15 Now if you are unwilling to serve the Lord, choose this day whom you will serve, whether the gods your ancestors served in the region beyond the River or the gods of the Amorites in whose land you are living; but as for me and my household, we will serve the Lord.”The Holy Bible: New Revised Standard Version. (1989). (Jos 24:15). Nashville: Thomas Nelson Publishers.
Today’s blog post is a summary of much of what I said during yesterday’s sermon.
The above quote is from Joshua’s final remarks to the Israelites as he is preparing to hand over leadership of God’s people to a new generation. It is a simple and yet profound summary of the work that God’s Chosen People wrestle with repeatedly and in every age. The question is ultimately about who we are and, more importantly, whose we are.
I am confident that our emotional responses to the election returns are continuing to run the gamut, just as they did during the campaign, That being said, in the aftermath of Election Day and in spite of the ongoing uncertainty about what the next weeks will bring, we as people of faith are called to choose.
Joshua makes it clear that the choice remains one between looking backward and looking forward with hope.
Whether it is the gods of the Egyptians or those of the Amorites, Joshua is calling the LORD’s people to remember the source of the power that has given them the costly and sometimes unwelcome gift of freedom and liberty. At the heart of the covenant that Joshua is calling the people to renew is a commitment to look forward and to risk stability and comfort for the more challenging vision of the Kingdom of God.

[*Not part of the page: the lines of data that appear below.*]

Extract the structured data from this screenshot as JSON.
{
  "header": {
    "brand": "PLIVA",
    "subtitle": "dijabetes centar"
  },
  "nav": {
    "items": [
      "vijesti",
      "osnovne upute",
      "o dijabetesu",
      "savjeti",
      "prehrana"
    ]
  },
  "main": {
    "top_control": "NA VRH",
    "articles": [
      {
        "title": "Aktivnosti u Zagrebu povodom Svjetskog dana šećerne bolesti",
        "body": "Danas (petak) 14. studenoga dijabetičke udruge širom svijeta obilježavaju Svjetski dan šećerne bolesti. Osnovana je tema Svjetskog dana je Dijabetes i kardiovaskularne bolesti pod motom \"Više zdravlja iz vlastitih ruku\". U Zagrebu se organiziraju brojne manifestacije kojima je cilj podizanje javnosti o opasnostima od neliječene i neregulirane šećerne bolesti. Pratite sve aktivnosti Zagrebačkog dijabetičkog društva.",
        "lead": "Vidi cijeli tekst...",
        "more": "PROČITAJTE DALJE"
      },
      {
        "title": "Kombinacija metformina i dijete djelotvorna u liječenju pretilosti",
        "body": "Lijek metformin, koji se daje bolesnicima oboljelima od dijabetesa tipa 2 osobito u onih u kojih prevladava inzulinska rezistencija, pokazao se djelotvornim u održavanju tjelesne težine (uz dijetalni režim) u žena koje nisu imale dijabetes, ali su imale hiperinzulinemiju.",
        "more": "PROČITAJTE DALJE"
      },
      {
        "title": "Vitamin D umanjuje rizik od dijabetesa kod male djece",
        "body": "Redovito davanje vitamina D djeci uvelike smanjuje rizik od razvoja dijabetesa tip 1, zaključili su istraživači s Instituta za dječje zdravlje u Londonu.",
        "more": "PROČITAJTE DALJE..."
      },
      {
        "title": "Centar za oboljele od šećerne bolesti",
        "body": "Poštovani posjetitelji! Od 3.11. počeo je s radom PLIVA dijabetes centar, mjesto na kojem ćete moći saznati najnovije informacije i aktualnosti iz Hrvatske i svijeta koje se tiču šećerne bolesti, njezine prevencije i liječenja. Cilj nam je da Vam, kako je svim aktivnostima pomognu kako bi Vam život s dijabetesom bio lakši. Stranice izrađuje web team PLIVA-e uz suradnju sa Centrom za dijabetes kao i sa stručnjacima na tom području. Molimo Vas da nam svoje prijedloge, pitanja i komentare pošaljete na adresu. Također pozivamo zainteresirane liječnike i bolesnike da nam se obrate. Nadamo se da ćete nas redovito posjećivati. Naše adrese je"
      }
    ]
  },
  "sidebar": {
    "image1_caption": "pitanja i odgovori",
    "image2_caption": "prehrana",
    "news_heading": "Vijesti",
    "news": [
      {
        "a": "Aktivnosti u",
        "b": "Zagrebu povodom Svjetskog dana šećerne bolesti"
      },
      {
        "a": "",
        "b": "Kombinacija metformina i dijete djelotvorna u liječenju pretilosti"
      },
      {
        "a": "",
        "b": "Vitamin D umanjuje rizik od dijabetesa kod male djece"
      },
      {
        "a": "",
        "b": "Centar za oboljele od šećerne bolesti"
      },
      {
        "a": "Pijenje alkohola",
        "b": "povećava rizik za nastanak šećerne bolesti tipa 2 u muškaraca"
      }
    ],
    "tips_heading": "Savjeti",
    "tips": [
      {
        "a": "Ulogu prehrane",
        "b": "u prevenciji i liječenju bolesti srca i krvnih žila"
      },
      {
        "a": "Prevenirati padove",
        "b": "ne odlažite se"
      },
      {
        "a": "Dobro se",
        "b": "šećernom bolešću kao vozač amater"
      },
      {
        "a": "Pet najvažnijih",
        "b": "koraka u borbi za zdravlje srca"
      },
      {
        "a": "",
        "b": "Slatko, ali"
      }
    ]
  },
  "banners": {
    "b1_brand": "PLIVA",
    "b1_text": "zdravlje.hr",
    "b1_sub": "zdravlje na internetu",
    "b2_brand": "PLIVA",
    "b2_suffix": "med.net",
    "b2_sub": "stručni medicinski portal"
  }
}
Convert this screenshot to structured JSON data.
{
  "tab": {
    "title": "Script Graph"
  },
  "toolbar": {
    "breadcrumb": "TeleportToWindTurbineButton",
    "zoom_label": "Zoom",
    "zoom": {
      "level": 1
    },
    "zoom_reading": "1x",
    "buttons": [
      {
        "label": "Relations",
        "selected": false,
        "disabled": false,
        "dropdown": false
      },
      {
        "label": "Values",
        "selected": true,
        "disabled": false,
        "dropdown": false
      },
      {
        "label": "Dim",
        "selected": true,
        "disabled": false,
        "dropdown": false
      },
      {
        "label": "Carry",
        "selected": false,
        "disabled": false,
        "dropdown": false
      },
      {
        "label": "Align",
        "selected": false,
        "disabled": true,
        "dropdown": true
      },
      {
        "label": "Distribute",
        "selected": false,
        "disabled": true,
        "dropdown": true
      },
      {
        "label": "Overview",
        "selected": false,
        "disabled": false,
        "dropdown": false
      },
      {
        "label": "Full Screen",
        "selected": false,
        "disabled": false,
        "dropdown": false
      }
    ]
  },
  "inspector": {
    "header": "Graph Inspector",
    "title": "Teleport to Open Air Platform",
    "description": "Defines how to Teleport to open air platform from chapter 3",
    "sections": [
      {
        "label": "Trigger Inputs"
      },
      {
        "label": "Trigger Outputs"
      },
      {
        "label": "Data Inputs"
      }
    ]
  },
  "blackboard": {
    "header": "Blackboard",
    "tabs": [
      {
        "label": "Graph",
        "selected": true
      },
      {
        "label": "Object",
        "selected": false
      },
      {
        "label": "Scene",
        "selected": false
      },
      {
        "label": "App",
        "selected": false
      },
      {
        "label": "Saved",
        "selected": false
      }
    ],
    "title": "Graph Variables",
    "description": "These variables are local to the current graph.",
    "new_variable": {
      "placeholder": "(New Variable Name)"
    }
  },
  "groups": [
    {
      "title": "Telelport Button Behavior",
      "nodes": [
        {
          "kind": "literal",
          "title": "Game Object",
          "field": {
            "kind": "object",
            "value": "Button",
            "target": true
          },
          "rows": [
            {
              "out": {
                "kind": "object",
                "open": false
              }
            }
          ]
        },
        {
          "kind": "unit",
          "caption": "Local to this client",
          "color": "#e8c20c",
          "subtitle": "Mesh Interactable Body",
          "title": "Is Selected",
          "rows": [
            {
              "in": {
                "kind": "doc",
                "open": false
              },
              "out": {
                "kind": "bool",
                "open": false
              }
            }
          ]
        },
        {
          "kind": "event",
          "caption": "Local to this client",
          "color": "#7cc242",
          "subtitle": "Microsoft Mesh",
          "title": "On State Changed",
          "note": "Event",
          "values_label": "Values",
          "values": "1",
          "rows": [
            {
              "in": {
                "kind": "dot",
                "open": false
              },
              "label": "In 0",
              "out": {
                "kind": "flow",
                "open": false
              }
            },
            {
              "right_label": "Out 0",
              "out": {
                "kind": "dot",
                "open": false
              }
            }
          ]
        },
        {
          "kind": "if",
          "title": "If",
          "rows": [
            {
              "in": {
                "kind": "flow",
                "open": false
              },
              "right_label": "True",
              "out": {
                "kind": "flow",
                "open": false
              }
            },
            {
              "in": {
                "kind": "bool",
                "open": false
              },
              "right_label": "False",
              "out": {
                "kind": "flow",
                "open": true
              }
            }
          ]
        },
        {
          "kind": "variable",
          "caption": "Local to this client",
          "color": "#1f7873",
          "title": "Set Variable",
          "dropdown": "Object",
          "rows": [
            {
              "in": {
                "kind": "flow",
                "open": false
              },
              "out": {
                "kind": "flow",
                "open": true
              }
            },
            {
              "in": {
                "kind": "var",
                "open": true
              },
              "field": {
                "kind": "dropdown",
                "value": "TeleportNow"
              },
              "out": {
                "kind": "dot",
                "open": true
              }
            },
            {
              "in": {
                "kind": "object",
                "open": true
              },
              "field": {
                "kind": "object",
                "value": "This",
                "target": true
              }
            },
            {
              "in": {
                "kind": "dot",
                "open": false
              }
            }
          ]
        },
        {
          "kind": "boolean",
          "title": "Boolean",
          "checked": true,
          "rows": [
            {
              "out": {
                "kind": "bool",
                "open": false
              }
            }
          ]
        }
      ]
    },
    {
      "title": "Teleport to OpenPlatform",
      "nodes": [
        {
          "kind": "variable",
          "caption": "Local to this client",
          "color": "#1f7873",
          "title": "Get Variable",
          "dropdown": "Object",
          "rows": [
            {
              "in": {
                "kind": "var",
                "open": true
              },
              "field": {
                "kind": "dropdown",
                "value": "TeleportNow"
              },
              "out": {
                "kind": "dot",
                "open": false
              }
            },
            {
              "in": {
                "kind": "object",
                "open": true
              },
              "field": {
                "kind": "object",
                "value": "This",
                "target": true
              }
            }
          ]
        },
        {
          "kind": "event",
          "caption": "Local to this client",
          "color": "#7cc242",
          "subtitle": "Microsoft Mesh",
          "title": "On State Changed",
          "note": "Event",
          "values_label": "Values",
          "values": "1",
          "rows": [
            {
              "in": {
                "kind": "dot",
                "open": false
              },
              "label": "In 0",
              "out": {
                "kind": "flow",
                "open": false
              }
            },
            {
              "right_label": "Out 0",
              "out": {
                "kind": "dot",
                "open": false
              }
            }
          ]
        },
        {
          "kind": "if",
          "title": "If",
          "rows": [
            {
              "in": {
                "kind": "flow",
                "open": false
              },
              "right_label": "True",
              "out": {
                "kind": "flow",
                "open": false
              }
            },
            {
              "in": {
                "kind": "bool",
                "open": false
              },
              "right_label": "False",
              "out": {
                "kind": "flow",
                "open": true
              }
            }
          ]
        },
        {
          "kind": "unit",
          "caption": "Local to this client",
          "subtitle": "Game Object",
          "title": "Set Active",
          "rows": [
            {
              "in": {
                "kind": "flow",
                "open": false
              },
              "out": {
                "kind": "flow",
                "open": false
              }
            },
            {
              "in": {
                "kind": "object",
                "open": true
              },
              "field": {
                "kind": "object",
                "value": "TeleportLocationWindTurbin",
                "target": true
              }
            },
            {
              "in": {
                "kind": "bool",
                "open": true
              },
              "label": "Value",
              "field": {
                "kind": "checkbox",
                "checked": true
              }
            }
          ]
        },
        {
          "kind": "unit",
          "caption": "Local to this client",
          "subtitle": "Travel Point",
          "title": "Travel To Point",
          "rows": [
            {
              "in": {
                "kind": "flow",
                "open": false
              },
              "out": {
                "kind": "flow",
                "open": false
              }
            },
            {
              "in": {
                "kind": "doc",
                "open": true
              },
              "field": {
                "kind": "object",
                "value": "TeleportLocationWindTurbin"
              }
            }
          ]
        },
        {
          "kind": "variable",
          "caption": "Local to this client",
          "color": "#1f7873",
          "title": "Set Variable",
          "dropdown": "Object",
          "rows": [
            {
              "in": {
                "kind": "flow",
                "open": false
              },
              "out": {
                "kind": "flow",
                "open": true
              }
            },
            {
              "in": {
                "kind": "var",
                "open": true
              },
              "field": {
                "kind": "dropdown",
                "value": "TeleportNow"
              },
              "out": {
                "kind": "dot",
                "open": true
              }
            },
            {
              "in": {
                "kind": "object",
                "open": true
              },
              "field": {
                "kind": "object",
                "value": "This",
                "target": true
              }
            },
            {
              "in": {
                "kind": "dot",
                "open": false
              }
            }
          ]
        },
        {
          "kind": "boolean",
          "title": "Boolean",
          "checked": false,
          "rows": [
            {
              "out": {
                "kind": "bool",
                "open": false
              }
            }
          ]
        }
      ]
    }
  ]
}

Our choice is not between one candidate or another. It is not between one party or another. Our choice is about remembering the relative importance of the electoral process when our national life is set alongside that of Jesus’s call for us to follow him.
I would submit that to be faithful members of a diverse community requires massive amounts of patience, a high tolerance for ambiguity, a profound knowledge of and trust in God’s goodness and steadfast love and the willingness to grapple with hard questions like the question Joshua asks of God’s Chosen People at Schechem.
Can we make the difficult choice to remember that Jesus was not a Democrat or a Republican and that Jesus is the ultimate authority on the trajectory of our faith and the Mission of God?
Can we make the difficult choice to look for and acknowledge the authentic conflicts between being a follower of Jesus and of being a good _____________ (fill in with whatever label you like) and to be patient and prayerful enough for God’s dream to be fulfilled?
How do we reconcile the vision of candidates or political parties with the mandates of the Gospel?
I believe that the answers to all of these questions is yes. I also believe that it will require a deep and abiding commitment to speak, pray, listen and reflect on our individual hopes and dreams for our parish, our neighborhoods, our community, our state, our nation and the whole of creation which God has entrusted to our care.
May we make good and just decisions.
May we admit our errors and missteps.
May we never forget that every human being, without exception, bears a holy mark and that we will never encounter another person that God does not love as much as God loves any of us.
As we continue to wait for clarity to emerge on our national political stage, my fervent prayer for us at St. Thomas, and for people of faith across the political spectrum is that we remember the promise of Jesus to be with us always.
18 And Jesus came and said to them, “All authority in heaven and on earth has been given to me. 19 Go therefore and make disciples of all nations, baptizing them in the name of the Father and of the Son and of the Holy Spirit, 20 and teaching them to obey everything that I have commanded you. And remember, I am with you always, to the end of the age.”
If Jesus is with us, who then can be against us?